The smallest of the independent French states. It has a population of around 35,000 people in two detached portions (one enclaved within the Kingdom of Arles).
Although on the right bank of the Rhone and therefore nominally part of the Holy Roman Empire it has always preferred to deal with Francia, mainly due to historical hostility between the its own ruling House, the House of Nassau, and the Houses of Luxembourg and Hapsburg whom confiscated the Nassau's German lands during the 14th century. And by calling on the occasional might of Auvergne and Aragon managed to escape the process that saw many other small states swallowed up by Arles.
Orange's historical closeness to Aragon saved it from being swallowed up by the Savonese Republic during the Iberian Revolution though it was confiscated from the Nassau's, who had fled to Geneva. Instead Del Olmo had rewarded it to his loyal general Ibañez. His rather reactionary rule lasted only until the military failure in Prussia, at which the Orangese felt secure enough to rebel.
The second largest French state and the only French state in which the majority of the population are protestant. Historically the Dukes of Bourbon were often a rival to the French kings.
Its capital is Clermont. It has a population of about 1.5 million.
While France struggled to reclaim Francia after the collapse of the Frankish kingdom, Auvergne happily snapped up neighbouring lordships and counties with virtually no opposition. During the Albigensian War (1209-1218) it sided with Aragon, though was less supportive of the Cathar heretics, and defeated France at the Battle of Roanne, virtually securing Aragon's eventual victory. After the subsequent division of the Languedoc confirmed it as the largest French state the dukes were courted heavily by the Holy Roman Empire, seeing them as a powerful balance to French, and in time, Aragonese power.
As a result of Imperial subsidy it often sided with Arles during its frequent Burgundian wars and was a firm ally of the Luxembourg's as they began to eat into France. A plot with Luxembourg in 1504 to usurp the French king and install the Auvergne dukes as rulers of Francia came to nothing except making them pariahs within the kingdom and dangerously close to complete military defeat. However the reformation and the subsequent conversion of the dukes to Lutheranism altered the diplomatic landscape. Surrounded by Catholic territory it began to rely more and more on the goodwill of Aragon and assistance from German Lutheran states. Whilst holding back from joining the Schmalkaldic League, despite offers of subsidy, it followed Aragon into the Fifty Years War in 1639 but was militarily outclassed by Luxembourg and had to cede various territories to Burgundy.

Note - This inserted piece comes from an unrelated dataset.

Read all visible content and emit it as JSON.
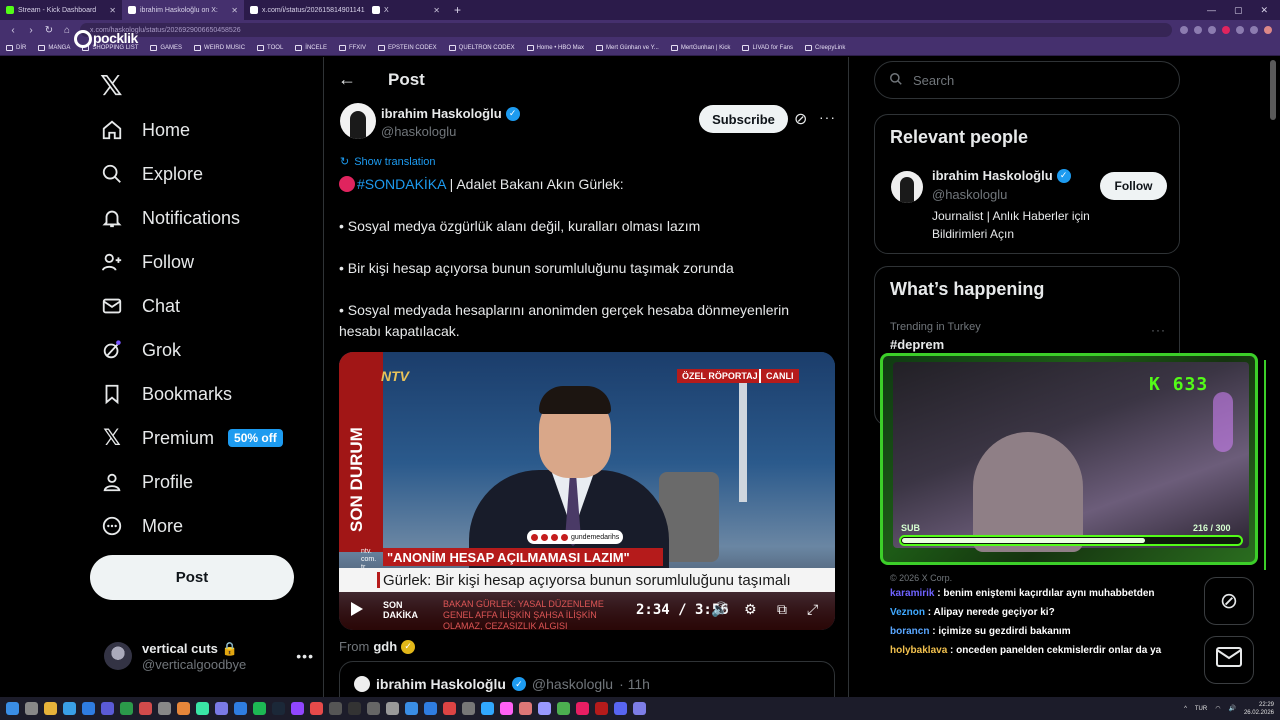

Auvergne's power slowly waned as its neighbours grew in strength and population and it has always remained a largely agricultural country. As its usefulness to the Empire disappeared it began a series of actions that would bring it much more into line with Francian community until the point it stood shoulder to shoulder with France in opposing the Iberian Revolution.